#### [Activity]
Drop every image, then reproduce the data exactly as given.

#### [Records to use]
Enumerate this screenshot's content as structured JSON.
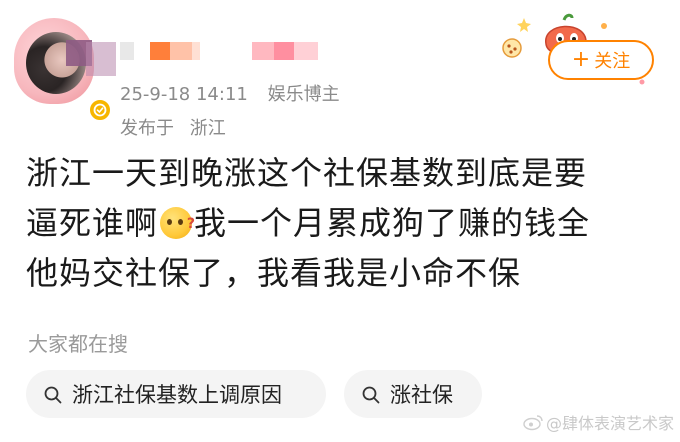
{
  "post": {
    "username_hidden": true,
    "timestamp": "25-9-18 14:11",
    "category": "娱乐博主",
    "location_prefix": "发布于",
    "location": "浙江",
    "follow_label": "关注",
    "follow_symbol": "+",
    "text_line_1": "浙江一天到晚涨这个社保基数到底是要",
    "text_line_2_a": "逼死谁啊",
    "text_line_2_b": "我一个月累成狗了赚的钱全",
    "text_line_3": "他妈交社保了，我看我是小命不保",
    "emoji_name": "thinking-face"
  },
  "searches": {
    "heading": "大家都在搜",
    "items": [
      {
        "label": "浙江社保基数上调原因"
      },
      {
        "label": "涨社保"
      }
    ]
  },
  "watermark": {
    "text": "@肆体表演艺术家"
  },
  "colors": {
    "accent": "#ff8200",
    "meta_text": "#8a8a8a",
    "verified": "#f7b600",
    "chip_bg": "#f4f4f4"
  },
  "icons": {
    "verified": "verified-badge-icon",
    "search": "search-icon",
    "follow_deco": "cartoon-decoration-icon",
    "watermark": "weibo-logo-icon"
  }
}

#### [Exercise solution]
Enumerate this screenshot's content as structured JSON.
{
  "post": {
    "username_hidden": true,
    "timestamp": "25-9-18 14:11",
    "category": "娱乐博主",
    "location_prefix": "发布于",
    "location": "浙江",
    "follow_label": "关注",
    "follow_symbol": "+",
    "text_line_1": "浙江一天到晚涨这个社保基数到底是要",
    "text_line_2_a": "逼死谁啊",
    "text_line_2_b": "我一个月累成狗了赚的钱全",
    "text_line_3": "他妈交社保了，我看我是小命不保",
    "emoji_name": "thinking-face"
  },
  "searches": {
    "heading": "大家都在搜",
    "items": [
      {
        "label": "浙江社保基数上调原因"
      },
      {
        "label": "涨社保"
      }
    ]
  },
  "watermark": {
    "text": "@肆体表演艺术家"
  },
  "colors": {
    "accent": "#ff8200",
    "meta_text": "#8a8a8a",
    "verified": "#f7b600",
    "chip_bg": "#f4f4f4"
  },
  "icons": {
    "verified": "verified-badge-icon",
    "search": "search-icon",
    "follow_deco": "cartoon-decoration-icon",
    "watermark": "weibo-logo-icon"
  }
}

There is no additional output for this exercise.